Featured image The question has an essentialist ring to it, and thus is probably best left unasked. Indeed, I doubt it would be discussed had not two American presidents referred to Islam as a religion of peace. But Presidents Bush and Obama raised the issue and so we’re stuck with the debate. Max Boot offers a sensible perspective: Is Islam a religion of peace, as many claim, or is it a religion »

Breaking: CENTCOM Hacked

Featured image Good grief: just as Obama is giving a speech on cybersecurity to the Federal Trade Commission, the Twitter and YouTube accounts of U.S. Central Command—CENTCOM—have been hacked and taken over by someone claiming to be ISIS: The Twitter account for U.S. Central Command was hacked Monday while President Barack Obama was delivering an address about cybersecurity at the Federal Trade Commission. The hack, by an individual or group claiming to »

Holder’s homily

Featured image Attorney General Eric Holder was in Paris yesterday. Holder had time to make the rounds of the Sunday morning gabfests, but notto join the million-plus throng marching with more than 40 heads of state from around the world somewhere outside the studio with Holder’s satellite uplink. Both the New York Post and the New York Daily News note Holder’s absence from the march. The gabfest maestros could have asked what »

Where Was Obama? (Update: Steve Answers)

Featured image Tonight in Paris, up to three million people marched to support freedom of speech and to defy Islamic terrorism. They were led by more than 40 heads of state–along with France’s President Francois Hollande, Chancellor Angela Merkel, Prime Minister David Cameron, Prime Minister Benjamin Netanyahu and dozens more. But no high-ranking American official attended. Barack Obama did not join his fellow leaders. Nor did he send Joe Biden, John Kerry–whose »

A Reminder from . . . Woody Allen?

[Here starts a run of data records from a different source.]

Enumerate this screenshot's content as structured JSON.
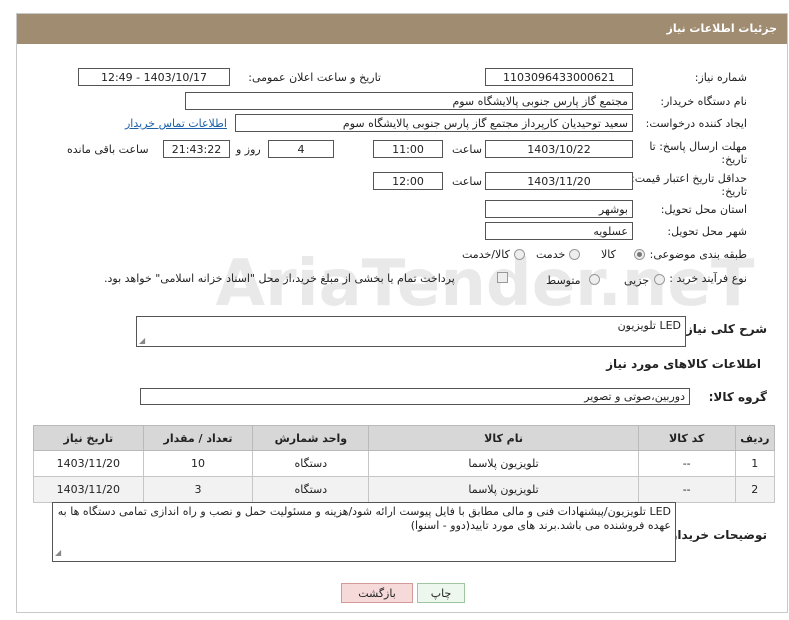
{
  "title": "جزئیات اطلاعات نیاز",
  "fields": {
    "need_number_label": "شماره نیاز:",
    "need_number": "1103096433000621",
    "announce_label": "تاریخ و ساعت اعلان عمومی:",
    "announce_value": "1403/10/17 - 12:49",
    "buyer_label": "نام دستگاه خریدار:",
    "buyer_value": "مجتمع گاز پارس جنوبی  پالایشگاه سوم",
    "creator_label": "ایجاد کننده درخواست:",
    "creator_value": "سعید توحیدیان کارپرداز مجتمع گاز پارس جنوبی  پالایشگاه سوم",
    "contact_link": "اطلاعات تماس خریدار",
    "reply_deadline_label1": "مهلت ارسال پاسخ: تا",
    "reply_deadline_label2": "تاریخ:",
    "reply_date": "1403/10/22",
    "hour_label": "ساعت",
    "reply_time": "11:00",
    "days_value": "4",
    "days_label": "روز و",
    "remaining_time": "21:43:22",
    "remaining_label": "ساعت باقی مانده",
    "price_validity_label1": "حداقل تاریخ اعتبار قیمت: تا",
    "price_validity_label2": "تاریخ:",
    "price_date": "1403/11/20",
    "price_hour_label": "ساعت",
    "price_time": "12:00",
    "province_label": "استان محل تحویل:",
    "province_value": "بوشهر",
    "city_label": "شهر محل تحویل:",
    "city_value": "عسلویه",
    "category_label": "طبقه بندی موضوعی:",
    "category_options": [
      "کالا",
      "خدمت",
      "کالا/خدمت"
    ],
    "category_selected": "کالا",
    "process_label": "نوع فرآیند خرید :",
    "process_options": [
      "جزیی",
      "متوسط"
    ],
    "process_selected": "",
    "payment_note": "پرداخت تمام یا بخشی از مبلغ خرید،از محل \"اسناد خزانه اسلامی\" خواهد بود."
  },
  "summary": {
    "label": "شرح کلی نیاز:",
    "value": "LED تلویزیون"
  },
  "goods_section_title": "اطلاعات کالاهای مورد نیاز",
  "goods_group": {
    "label": "گروه کالا:",
    "value": "دوربین،صوتی و تصویر"
  },
  "table": {
    "headers": [
      "ردیف",
      "کد کالا",
      "نام کالا",
      "واحد شمارش",
      "تعداد / مقدار",
      "تاریخ نیاز"
    ],
    "rows": [
      [
        "1",
        "--",
        "تلویزیون پلاسما",
        "دستگاه",
        "10",
        "1403/11/20"
      ],
      [
        "2",
        "--",
        "تلویزیون پلاسما",
        "دستگاه",
        "3",
        "1403/11/20"
      ]
    ]
  },
  "buyer_notes": {
    "label": "توضیحات خریدار:",
    "value": "LED تلویزیون/پیشنهادات فنی و مالی مطابق با فایل پیوست ارائه شود/هزینه و مسئولیت حمل و نصب و راه اندازی تمامی دستگاه ها به عهده فروشنده می باشد.برند های مورد تایید(دوو - اسنوا)"
  },
  "buttons": {
    "print": "چاپ",
    "back": "بازگشت"
  },
  "watermark_text": "AriaTender.neT",
  "colors": {
    "titlebar": "#a08c70",
    "back_button": "#f6dada",
    "print_button": "#eef7ee"
  }
}
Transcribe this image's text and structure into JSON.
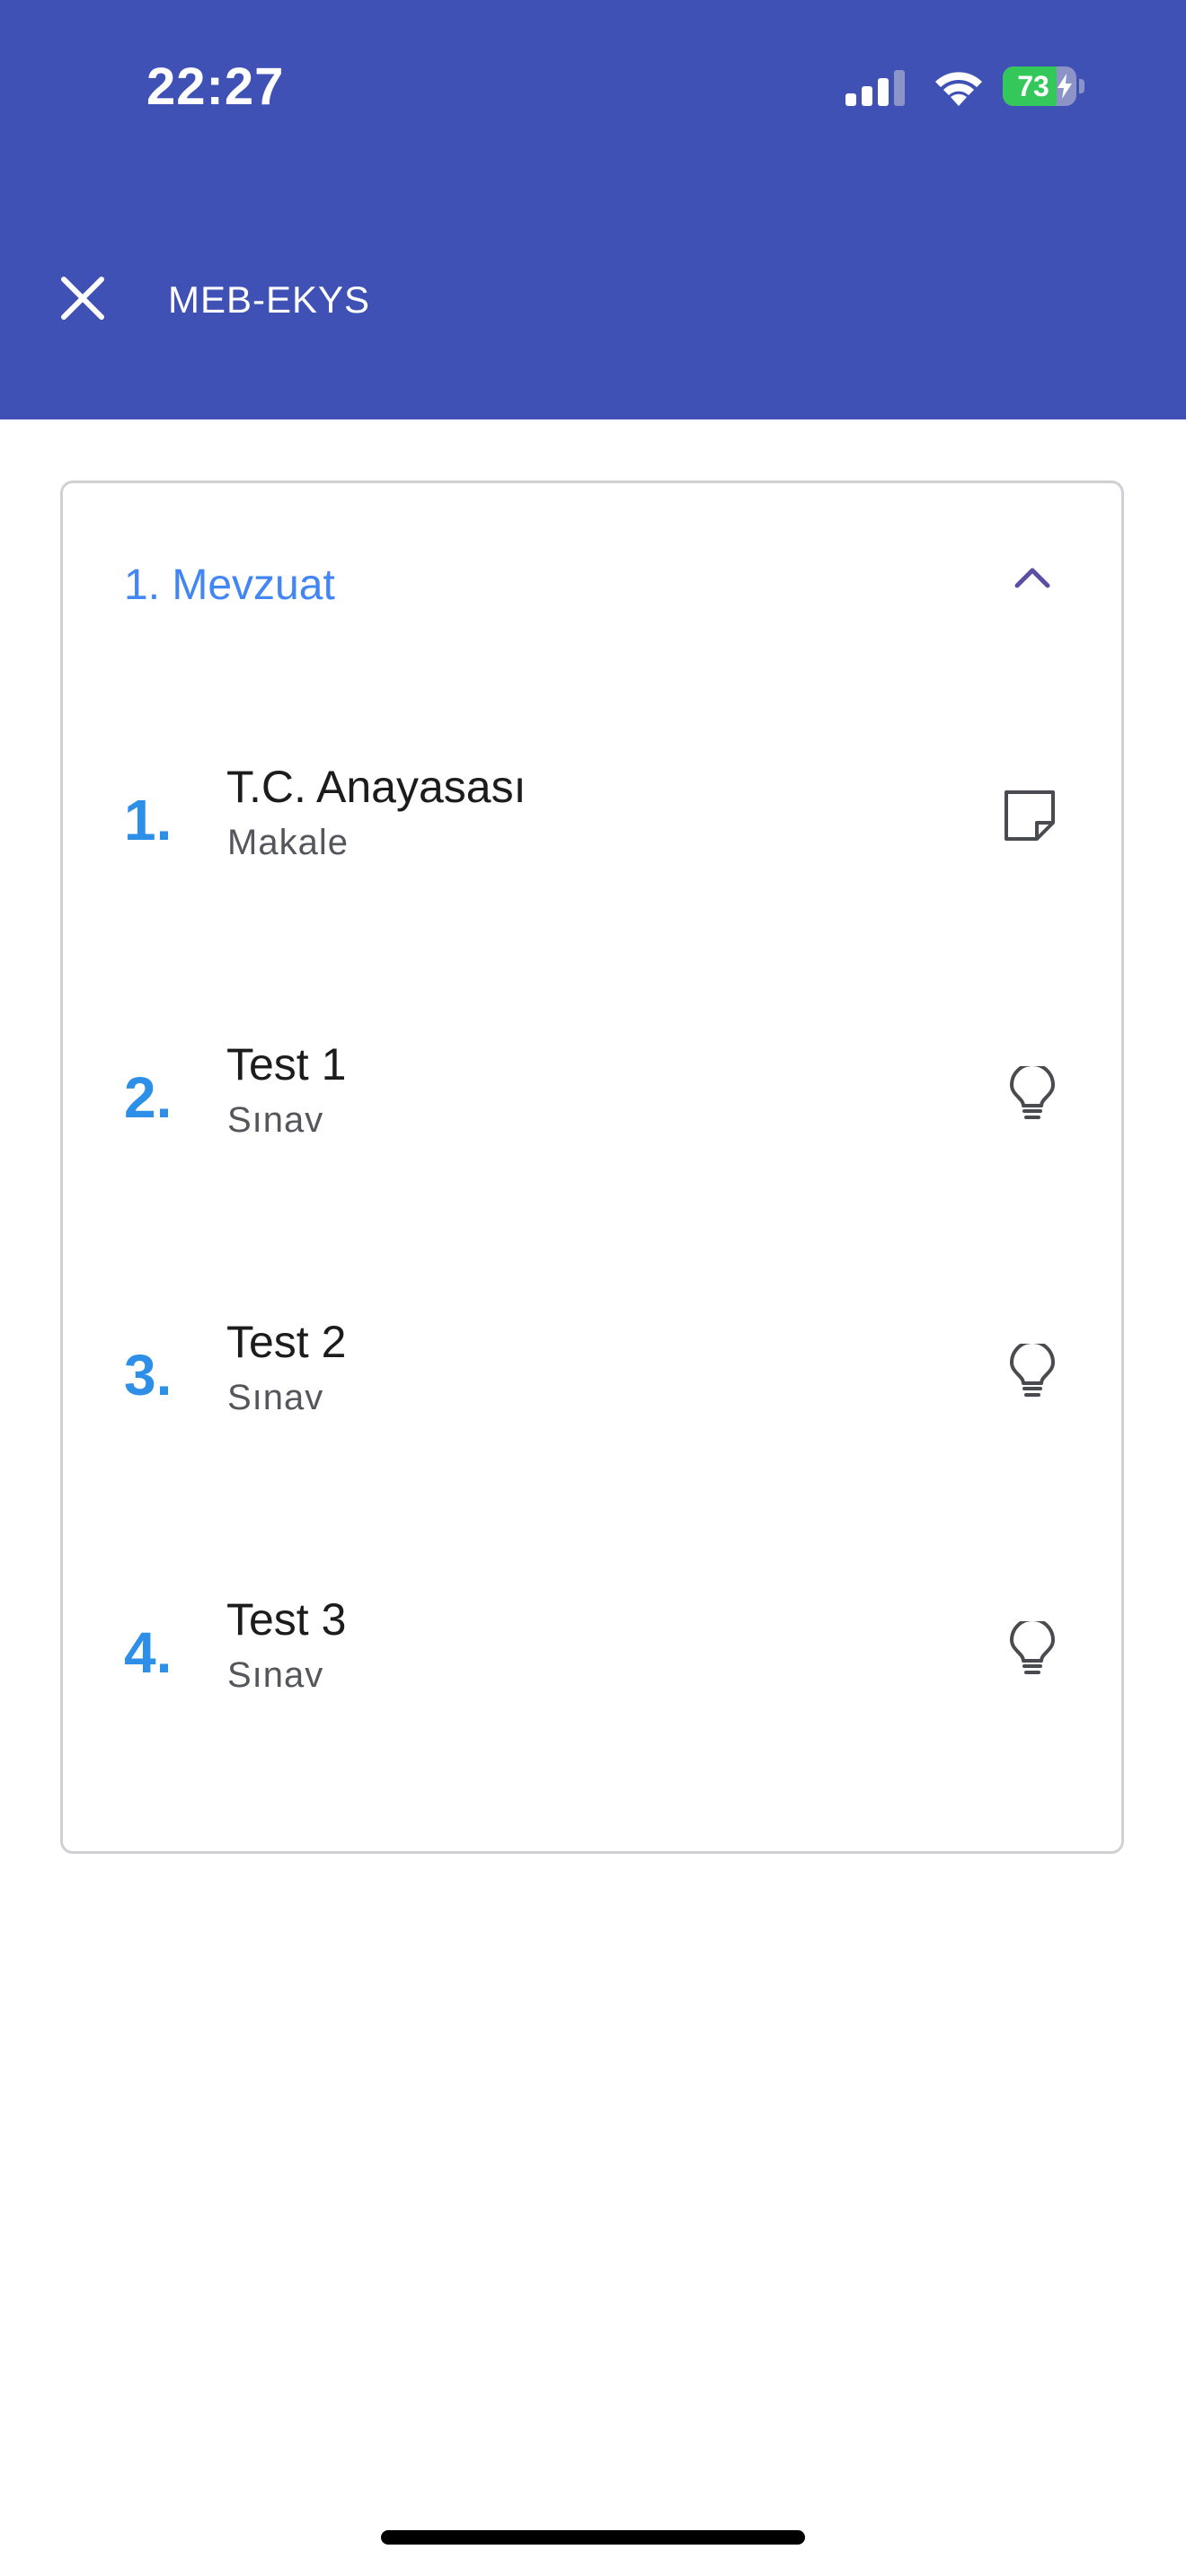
{
  "status_bar": {
    "time": "22:27",
    "battery_level": "73",
    "battery_fraction": 0.73,
    "battery_color": "#34c759"
  },
  "header": {
    "title": "MEB-EKYS",
    "close_icon": "close-icon",
    "background_color": "#3f51b5"
  },
  "section": {
    "title": "1. Mevzuat",
    "expanded": true,
    "toggle_icon": "chevron-up-icon",
    "title_color": "#4285f4"
  },
  "items": [
    {
      "number": "1.",
      "title": "T.C. Anayasası",
      "subtitle": "Makale",
      "icon": "note-icon"
    },
    {
      "number": "2.",
      "title": "Test 1",
      "subtitle": "Sınav",
      "icon": "lightbulb-icon"
    },
    {
      "number": "3.",
      "title": "Test 2",
      "subtitle": "Sınav",
      "icon": "lightbulb-icon"
    },
    {
      "number": "4.",
      "title": "Test 3",
      "subtitle": "Sınav",
      "icon": "lightbulb-icon"
    }
  ]
}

Featured image It is not often that I turn to Woody Allen for practical wisdom—or any other kind of wisdom—but John Podhoretz brings to our attention a fragment of dialogue from Manhattan that fits the Charlie Hebdo aftermath just right: “Has anybody read that Nazis are gonna march in New Jersey, you know? We should go there, get some guys together. Get some bricks and baseball bats and explain things to ‘em.” »